  • The British commander in chief, General Sir William Howe’s, mission was to end the rebellion and restore the American colonies to their allegiance. They had various strategic options to achieve this end:
  • A blockade,
    • but the Atlantic coastline of North America was over 3,000 miles long and this was impractical even for the world's largest navy. 
  • Some British leaders recommended the German strategy of Shrecklichneit--the deliberate use of extreme violence and terror--to break the will of the Americans to resist. 
    • Howe believed this strategy was unlawful, inhumane and also ineffective. 
    • General Howe ordered the execution of soldiers who attacked civilians and burned private property (although that did not prevent it). 
  • A third strategy, advocated by Howe's second in command, General Henry Clinton, was to relentlessly seek out and destroy the rebel army. 
    • Howe rejected this, believing that the American army was too elusive; militia would melt into the civilian population, and chasing them would only make his forces vulnerable to piecemeal destruction. 
  • A fourth strategy appealed to Howe: sort of a “spreading-ink-stain”strategy. 
    • The idea was to seize small strategic areas (such as New York, Philadelphia, and Charleston) as bases of control and then expand them until the rebellion came to an end. 

Howe decided to

    • Blockade American ports along the east coast
    • take control of major corridors and river lines, such as the Hudson River, to divide and conquer the colonies. 
    • encourage Loyalist Americans, whom he believed greatly outnumbered the insurgents , to undermine the revolution from within (possibly his biggest mistake was overestimating the size and strength of American Loyalists)
    • Use the army to divide the northern and southern colonies to force their surrender.

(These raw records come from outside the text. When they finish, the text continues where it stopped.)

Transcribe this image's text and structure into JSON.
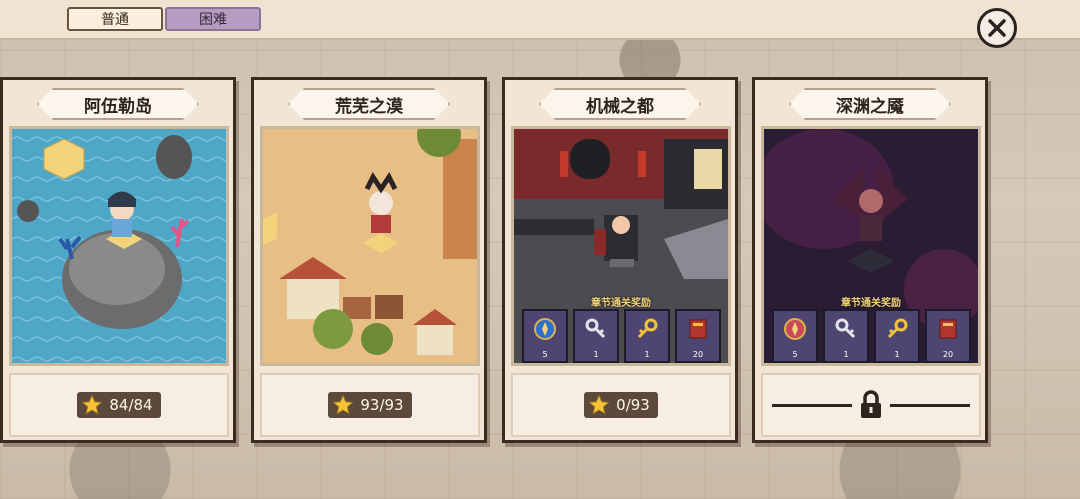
{
  "tabs": [
    {
      "label": "普通",
      "active": true
    },
    {
      "label": "困难",
      "active": false
    }
  ],
  "close_icon": "close-icon",
  "cards": [
    {
      "title": "阿伍勒岛",
      "stars": "84/84",
      "locked": false
    },
    {
      "title": "荒芜之漠",
      "stars": "93/93",
      "locked": false
    },
    {
      "title": "机械之都",
      "stars": "0/93",
      "locked": false,
      "rewards_label": "章节通关奖励",
      "rewards": [
        {
          "icon": "compass-icon",
          "count": "5"
        },
        {
          "icon": "silver-key-icon",
          "count": "1"
        },
        {
          "icon": "gold-key-icon",
          "count": "1"
        },
        {
          "icon": "book-icon",
          "count": "20"
        }
      ]
    },
    {
      "title": "深渊之魇",
      "locked": true,
      "rewards_label": "章节通关奖励",
      "rewards": [
        {
          "icon": "compass-icon",
          "count": "5"
        },
        {
          "icon": "silver-key-icon",
          "count": "1"
        },
        {
          "icon": "gold-key-icon",
          "count": "1"
        },
        {
          "icon": "book-icon",
          "count": "20"
        }
      ]
    }
  ],
  "colors": {
    "sea": "#4fa7c8",
    "desert": "#e3b77b",
    "mech": "#3a3a40",
    "abyss": "#3b2440",
    "star": "#f5c43a"
  }
}
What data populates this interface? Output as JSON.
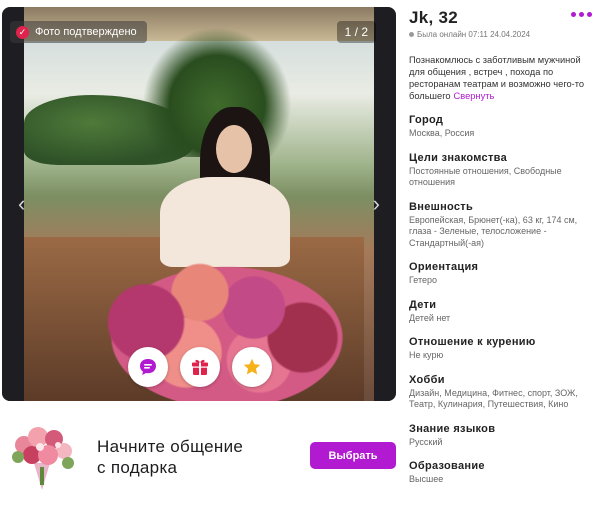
{
  "photo": {
    "verified_label": "Фото подтверждено",
    "counter": "1 / 2",
    "prev_arrow": "‹",
    "next_arrow": "›",
    "actions": [
      {
        "icon": "message-icon",
        "color": "#b21ad1"
      },
      {
        "icon": "gift-icon",
        "color": "#e0234d"
      },
      {
        "icon": "star-icon",
        "color": "#f5b21b"
      }
    ]
  },
  "gift_bar": {
    "text_line1": "Начните общение",
    "text_line2": "с подарка",
    "button_label": "Выбрать"
  },
  "profile": {
    "name": "Jk, 32",
    "online_status": "Была онлайн 07:11 24.04.2024",
    "bio": "Познакомлюсь с заботливым мужчиной для общения , встреч , похода по ресторанам театрам и возможно чего-то большего",
    "bio_toggle": "Свернуть",
    "sections": [
      {
        "title": "Город",
        "value": "Москва, Россия"
      },
      {
        "title": "Цели знакомства",
        "value": "Постоянные отношения, Свободные отношения"
      },
      {
        "title": "Внешность",
        "value": "Европейская, Брюнет(-ка), 63 кг, 174 см, глаза - Зеленые, телосложение - Стандартный(-ая)"
      },
      {
        "title": "Ориентация",
        "value": "Гетеро"
      },
      {
        "title": "Дети",
        "value": "Детей нет"
      },
      {
        "title": "Отношение к курению",
        "value": "Не курю"
      },
      {
        "title": "Хобби",
        "value": "Дизайн, Медицина, Фитнес, спорт, ЗОЖ, Театр, Кулинария, Путешествия, Кино"
      },
      {
        "title": "Знание языков",
        "value": "Русский"
      },
      {
        "title": "Образование",
        "value": "Высшее"
      }
    ]
  },
  "colors": {
    "accent": "#b21ad1",
    "verified": "#e0234d"
  }
}
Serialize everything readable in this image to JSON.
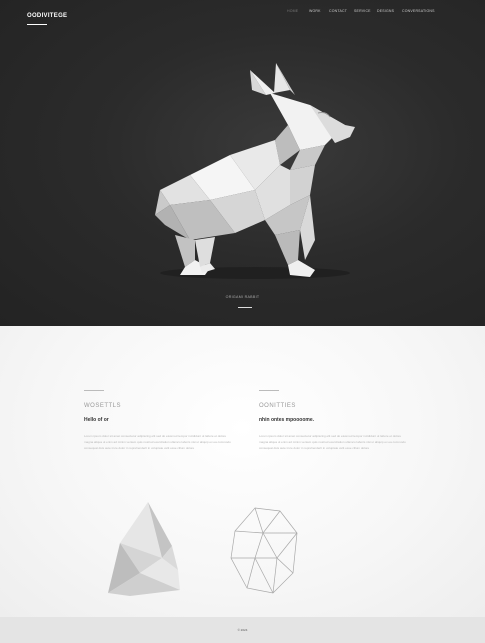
{
  "header": {
    "logo": "OODIVITEGE",
    "nav": [
      {
        "label": "HOME",
        "active": true
      },
      {
        "label": "WORK",
        "active": false
      },
      {
        "label": "CONTACT",
        "active": false
      },
      {
        "label": "SERVICE",
        "active": false
      },
      {
        "label": "DESIGNS",
        "active": false
      },
      {
        "label": "CONVERSATIONS",
        "active": false
      }
    ]
  },
  "hero": {
    "caption": "ORIGAMI RABBIT"
  },
  "columns": [
    {
      "label": "WOSETTLS",
      "heading": "Hello of or",
      "text": "Lorem ipsum dolor sit amet consectetur adipiscing elit sed do eiusmod tempor incididunt ut labore et dolore magna aliqua ut enim ad minim veniam quis nostrud exercitation ullamco laboris nisi ut aliquip ex ea commodo consequat duis aute irure dolor in reprehenderit in voluptate velit esse cillum dolore"
    },
    {
      "label": "OONITTIES",
      "heading": "nhin ontes mpoooome.",
      "text": "Lorem ipsum dolor sit amet consectetur adipiscing elit sed do eiusmod tempor incididunt ut labore et dolore magna aliqua ut enim ad minim veniam quis nostrud exercitation ullamco laboris nisi ut aliquip ex ea commodo consequat duis aute irure dolor in reprehenderit in voluptate velit esse cillum dolore"
    }
  ],
  "footer": {
    "text": "© 2024"
  },
  "colors": {
    "hero_bg": "#2b2b2b",
    "content_bg": "#f7f7f7",
    "footer_bg": "#e4e4e4",
    "accent": "#ffffff"
  }
}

  • The main British plan, in short, was to capture major ports and cities and thereby crush American resistance. 
  • For the plan to succeed, the army needed to be successful.
the american strategy defensive
The American Strategy - DEFENSIVE
  • Washington’s strategy proved to be key to keeping his military fighting and ultimately winning the revolution.
    • Maintain a strong Continental army and navy and attack whenever an opportunity presents itself, while offering no opening to the enemy and avoiding a major battle where you're outnumbered and vulnerable to being trapped and destroyed;
    • never hesitate to retreat when necessary, and
    • use a few small, highly mobile forces to confuse, distract and wear down the enemy through attrition. 
  • The key was to keep the fight going until the British lost the will to fight and recognize American independence, not to win major battles.